Amazon in the USA has been growing its medical supply business - selling gloves, syringes and other health-care sundries to dentists, doctors and hospitals - in an early sign of its efforts to enter the health care industry. But Reuters reports that Henry Schein Inc and Patterson Cos Inc have bigger things to worry about than Amazon potentially disrupting the niche dental-equipment market they dominate in the US.
Stocks for companies that distribute medical supplies tumbled after the Wall Street Journal reported that Amazon has been holding meetings with hospital executives to learn more about the needs of the industry. Brian Tanquilut, an equity analyst at the investment firm Jefferies, said Amazon's play to sell commodity medical supplies, such as medical gowns and masks, has been going on for some time. It is seen as a good entry point to health care because it doesn't involve complex regulatory approvals; many states don't require a license at all. Amazon has been particularly aggressive, he said, in courting dentists, setting up booths at dental conferences.
"They see health care as a very big market; it's one of the growth markets in the economy that they do not have a toehold in. They look at areas where it's relatively easy to get into without high-level government level scrutiny, and this is kind of the low-hanging fruit, in health care entry," Tanquilut said.
Legal hurdles, not Amazon, key concern for U.S. dental supply firms, says Reuters. Their stocks, as well as those of other U.S. drug and medical equipment suppliers, have taken a beating in the past year as speculation over Amazon expanding its considerable reach gained momentum.
But investors and analysts told Reuters that the larger overhang on the two dental suppliers, and privately held Benco Dental Supply, is a recent complaint filed against them by the U.S. Federal Trade Commission. The complaint alleges that the three companies broke antitrust law by conspiring to refuse discounts to dentists. The administrative trial is scheduled to begin on Oct. 16.
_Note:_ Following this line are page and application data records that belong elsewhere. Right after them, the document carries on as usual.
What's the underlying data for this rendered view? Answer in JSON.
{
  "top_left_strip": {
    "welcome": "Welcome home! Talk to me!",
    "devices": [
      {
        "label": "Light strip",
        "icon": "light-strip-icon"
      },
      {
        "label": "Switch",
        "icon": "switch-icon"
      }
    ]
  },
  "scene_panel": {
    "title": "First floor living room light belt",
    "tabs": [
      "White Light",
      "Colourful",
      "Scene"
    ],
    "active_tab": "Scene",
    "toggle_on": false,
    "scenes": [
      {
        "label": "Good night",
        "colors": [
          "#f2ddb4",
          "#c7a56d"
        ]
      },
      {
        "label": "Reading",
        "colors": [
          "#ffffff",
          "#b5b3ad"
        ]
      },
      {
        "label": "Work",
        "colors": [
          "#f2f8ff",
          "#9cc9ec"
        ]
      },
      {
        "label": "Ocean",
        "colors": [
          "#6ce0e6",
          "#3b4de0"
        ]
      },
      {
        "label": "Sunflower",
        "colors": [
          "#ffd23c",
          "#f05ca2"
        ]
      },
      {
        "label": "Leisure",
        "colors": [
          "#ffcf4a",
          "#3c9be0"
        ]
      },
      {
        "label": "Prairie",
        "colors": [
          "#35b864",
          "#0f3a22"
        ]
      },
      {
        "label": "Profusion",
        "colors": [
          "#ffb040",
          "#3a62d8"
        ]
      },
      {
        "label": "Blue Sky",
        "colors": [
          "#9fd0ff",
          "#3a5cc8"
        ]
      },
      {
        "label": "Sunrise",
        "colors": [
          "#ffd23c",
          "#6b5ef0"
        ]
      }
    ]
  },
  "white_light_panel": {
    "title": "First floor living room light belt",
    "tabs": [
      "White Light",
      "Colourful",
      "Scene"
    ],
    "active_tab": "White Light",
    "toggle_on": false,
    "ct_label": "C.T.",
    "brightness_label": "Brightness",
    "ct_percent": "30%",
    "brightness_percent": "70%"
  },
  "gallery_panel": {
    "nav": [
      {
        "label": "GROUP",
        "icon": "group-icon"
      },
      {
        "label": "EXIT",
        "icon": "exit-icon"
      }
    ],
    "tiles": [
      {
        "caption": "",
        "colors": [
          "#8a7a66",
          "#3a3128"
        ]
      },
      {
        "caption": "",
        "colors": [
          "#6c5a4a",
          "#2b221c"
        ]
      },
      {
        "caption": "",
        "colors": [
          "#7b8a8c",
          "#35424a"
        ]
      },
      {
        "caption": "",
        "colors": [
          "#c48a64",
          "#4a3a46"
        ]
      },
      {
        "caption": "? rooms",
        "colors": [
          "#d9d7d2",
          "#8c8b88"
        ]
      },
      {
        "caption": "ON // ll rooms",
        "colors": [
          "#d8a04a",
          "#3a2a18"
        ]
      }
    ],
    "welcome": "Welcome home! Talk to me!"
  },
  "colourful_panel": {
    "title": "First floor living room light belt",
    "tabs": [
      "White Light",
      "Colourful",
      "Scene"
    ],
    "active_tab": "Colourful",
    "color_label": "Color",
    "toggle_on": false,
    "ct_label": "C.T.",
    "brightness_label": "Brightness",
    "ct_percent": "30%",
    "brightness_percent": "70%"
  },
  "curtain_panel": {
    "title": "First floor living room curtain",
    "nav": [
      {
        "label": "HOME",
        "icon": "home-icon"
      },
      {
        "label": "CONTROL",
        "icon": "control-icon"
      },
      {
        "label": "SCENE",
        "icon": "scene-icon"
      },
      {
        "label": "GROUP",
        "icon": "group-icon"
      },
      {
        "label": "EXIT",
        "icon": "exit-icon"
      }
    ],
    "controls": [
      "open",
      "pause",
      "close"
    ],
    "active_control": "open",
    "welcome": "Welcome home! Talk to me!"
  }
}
The trial could last years, and even a quick settlement could force the companies to ramp up discounts to customers and in turn pressure their margins, investors and analysts said. “I think for now I would avoid investing in that particular industry, and kind of keep a careful watch,” said Michael Arone, chief investment strategist at State Street Global Advisors, which owns shares in Henry Schein and Patterson.